§ **PROVIDED INFORMATION**
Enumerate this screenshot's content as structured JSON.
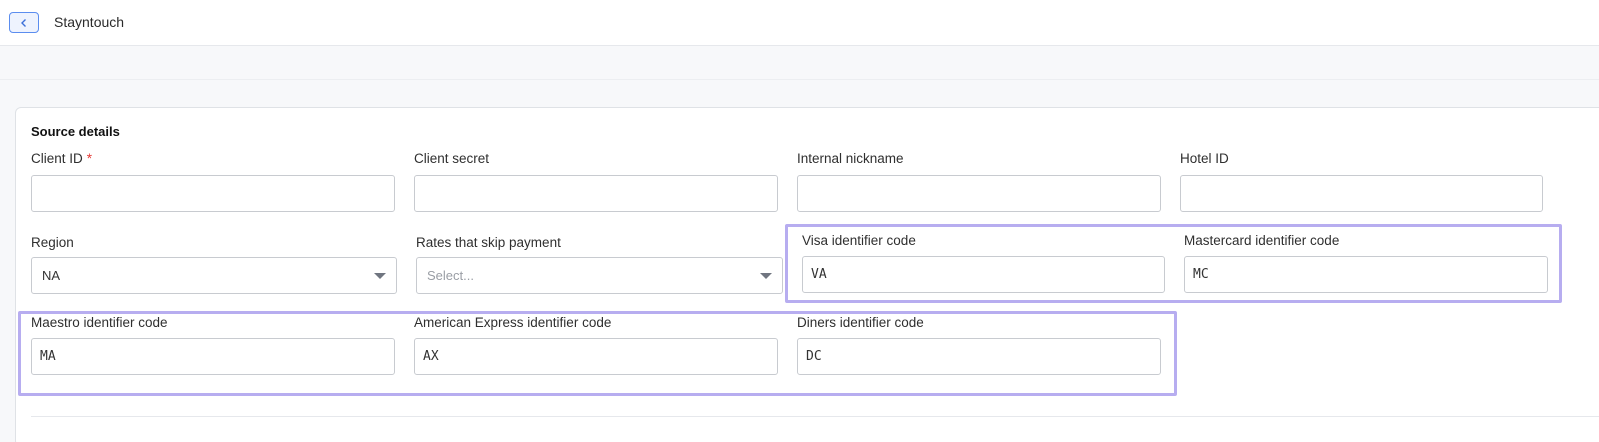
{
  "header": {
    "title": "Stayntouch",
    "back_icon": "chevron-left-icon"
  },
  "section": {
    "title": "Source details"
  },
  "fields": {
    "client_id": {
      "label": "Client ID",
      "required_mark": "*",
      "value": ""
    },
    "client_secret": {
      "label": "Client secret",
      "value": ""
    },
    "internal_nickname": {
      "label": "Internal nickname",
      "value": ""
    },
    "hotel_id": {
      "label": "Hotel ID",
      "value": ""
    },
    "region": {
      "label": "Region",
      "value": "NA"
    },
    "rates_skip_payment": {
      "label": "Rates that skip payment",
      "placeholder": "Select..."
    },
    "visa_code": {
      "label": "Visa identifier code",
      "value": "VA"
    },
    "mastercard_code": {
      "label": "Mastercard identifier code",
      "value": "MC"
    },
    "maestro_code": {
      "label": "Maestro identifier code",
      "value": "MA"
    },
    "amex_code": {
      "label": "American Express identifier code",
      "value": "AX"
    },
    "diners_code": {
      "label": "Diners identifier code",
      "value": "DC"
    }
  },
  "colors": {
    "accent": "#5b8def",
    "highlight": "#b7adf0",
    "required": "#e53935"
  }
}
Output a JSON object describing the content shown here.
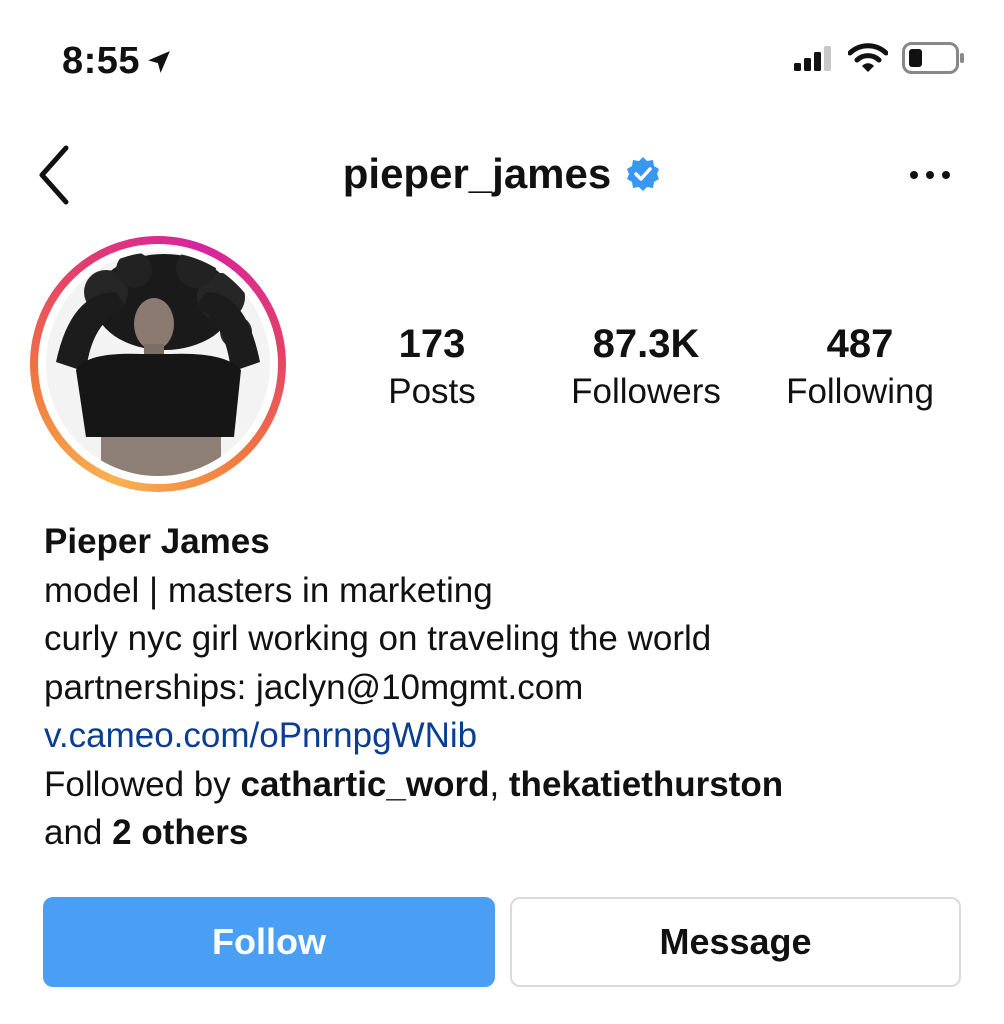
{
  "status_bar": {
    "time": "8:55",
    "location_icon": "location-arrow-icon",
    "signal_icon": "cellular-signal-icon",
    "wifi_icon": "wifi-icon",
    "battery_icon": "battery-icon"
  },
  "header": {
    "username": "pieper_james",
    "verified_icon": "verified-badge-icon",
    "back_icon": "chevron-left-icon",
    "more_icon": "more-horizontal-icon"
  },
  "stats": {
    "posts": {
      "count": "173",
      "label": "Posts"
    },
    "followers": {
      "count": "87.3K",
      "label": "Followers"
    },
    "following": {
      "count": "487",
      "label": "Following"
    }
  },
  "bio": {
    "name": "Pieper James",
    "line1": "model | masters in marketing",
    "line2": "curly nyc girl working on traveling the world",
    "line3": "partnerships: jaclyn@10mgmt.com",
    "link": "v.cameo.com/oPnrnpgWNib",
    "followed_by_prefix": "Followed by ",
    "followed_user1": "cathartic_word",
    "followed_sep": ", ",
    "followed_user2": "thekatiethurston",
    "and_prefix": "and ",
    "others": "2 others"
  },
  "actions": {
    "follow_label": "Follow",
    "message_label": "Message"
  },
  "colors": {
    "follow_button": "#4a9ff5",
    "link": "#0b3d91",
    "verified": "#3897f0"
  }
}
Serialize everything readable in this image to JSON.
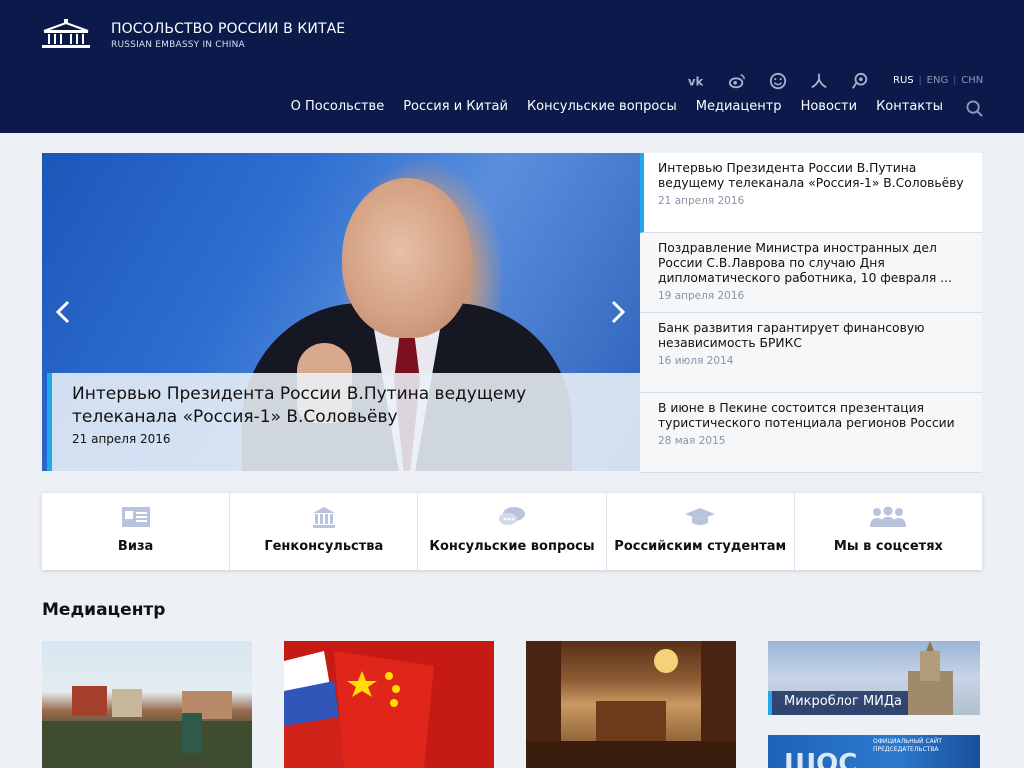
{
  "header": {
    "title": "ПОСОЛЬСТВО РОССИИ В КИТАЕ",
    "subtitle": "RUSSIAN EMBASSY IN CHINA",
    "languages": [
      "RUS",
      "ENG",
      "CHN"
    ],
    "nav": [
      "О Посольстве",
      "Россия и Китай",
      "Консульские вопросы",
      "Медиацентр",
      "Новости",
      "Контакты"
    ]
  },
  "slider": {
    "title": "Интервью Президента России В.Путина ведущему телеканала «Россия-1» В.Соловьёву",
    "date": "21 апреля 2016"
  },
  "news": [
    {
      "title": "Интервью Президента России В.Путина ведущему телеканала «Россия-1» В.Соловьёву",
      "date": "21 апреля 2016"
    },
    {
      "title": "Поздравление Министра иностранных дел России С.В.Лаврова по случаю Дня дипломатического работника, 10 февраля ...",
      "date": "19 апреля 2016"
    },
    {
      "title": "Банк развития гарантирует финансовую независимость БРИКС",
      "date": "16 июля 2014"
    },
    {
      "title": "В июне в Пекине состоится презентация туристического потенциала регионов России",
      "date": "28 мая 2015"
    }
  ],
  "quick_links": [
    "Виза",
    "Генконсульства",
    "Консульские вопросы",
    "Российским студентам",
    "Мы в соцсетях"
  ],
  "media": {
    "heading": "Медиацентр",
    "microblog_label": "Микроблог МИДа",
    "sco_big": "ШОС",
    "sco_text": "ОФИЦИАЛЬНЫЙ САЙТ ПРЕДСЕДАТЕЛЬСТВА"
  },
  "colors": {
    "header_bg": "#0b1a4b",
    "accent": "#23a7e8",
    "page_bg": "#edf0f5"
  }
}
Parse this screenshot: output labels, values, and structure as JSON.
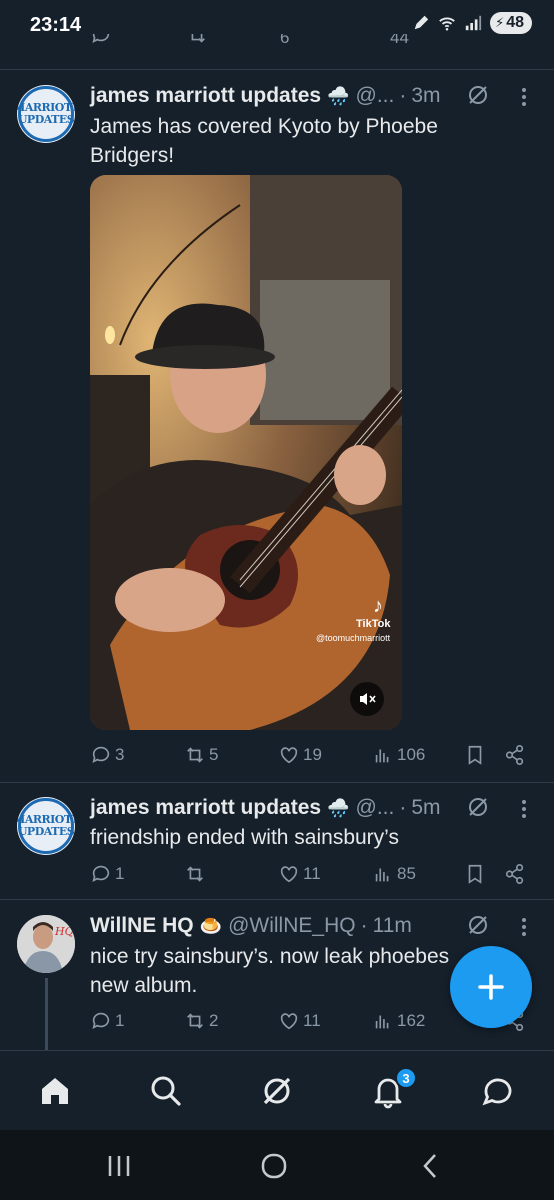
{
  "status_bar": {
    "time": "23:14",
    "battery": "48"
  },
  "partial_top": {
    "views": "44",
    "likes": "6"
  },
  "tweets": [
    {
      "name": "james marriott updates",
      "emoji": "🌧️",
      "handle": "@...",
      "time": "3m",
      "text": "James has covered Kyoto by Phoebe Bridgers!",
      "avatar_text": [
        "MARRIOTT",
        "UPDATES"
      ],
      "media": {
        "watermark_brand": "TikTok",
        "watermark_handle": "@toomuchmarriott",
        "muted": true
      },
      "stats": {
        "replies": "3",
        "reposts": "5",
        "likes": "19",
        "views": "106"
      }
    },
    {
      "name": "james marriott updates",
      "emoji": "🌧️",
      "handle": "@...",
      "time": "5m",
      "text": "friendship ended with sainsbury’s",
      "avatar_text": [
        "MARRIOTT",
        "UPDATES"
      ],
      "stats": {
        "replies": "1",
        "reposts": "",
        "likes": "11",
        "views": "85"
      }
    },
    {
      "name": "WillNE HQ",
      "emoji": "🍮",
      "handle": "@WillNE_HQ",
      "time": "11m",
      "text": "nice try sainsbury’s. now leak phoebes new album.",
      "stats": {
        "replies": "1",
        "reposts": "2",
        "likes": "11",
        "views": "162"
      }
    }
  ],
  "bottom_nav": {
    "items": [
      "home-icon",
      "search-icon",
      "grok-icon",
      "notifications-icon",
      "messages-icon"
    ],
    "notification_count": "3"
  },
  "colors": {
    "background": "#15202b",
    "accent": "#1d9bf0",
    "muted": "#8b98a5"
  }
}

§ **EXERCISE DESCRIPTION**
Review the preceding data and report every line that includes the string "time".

§ **ANSWER**
    "time": "8:55",
    "time": "23:14",
      "time": "3m",
      "time": "5m",
      "time": "11m",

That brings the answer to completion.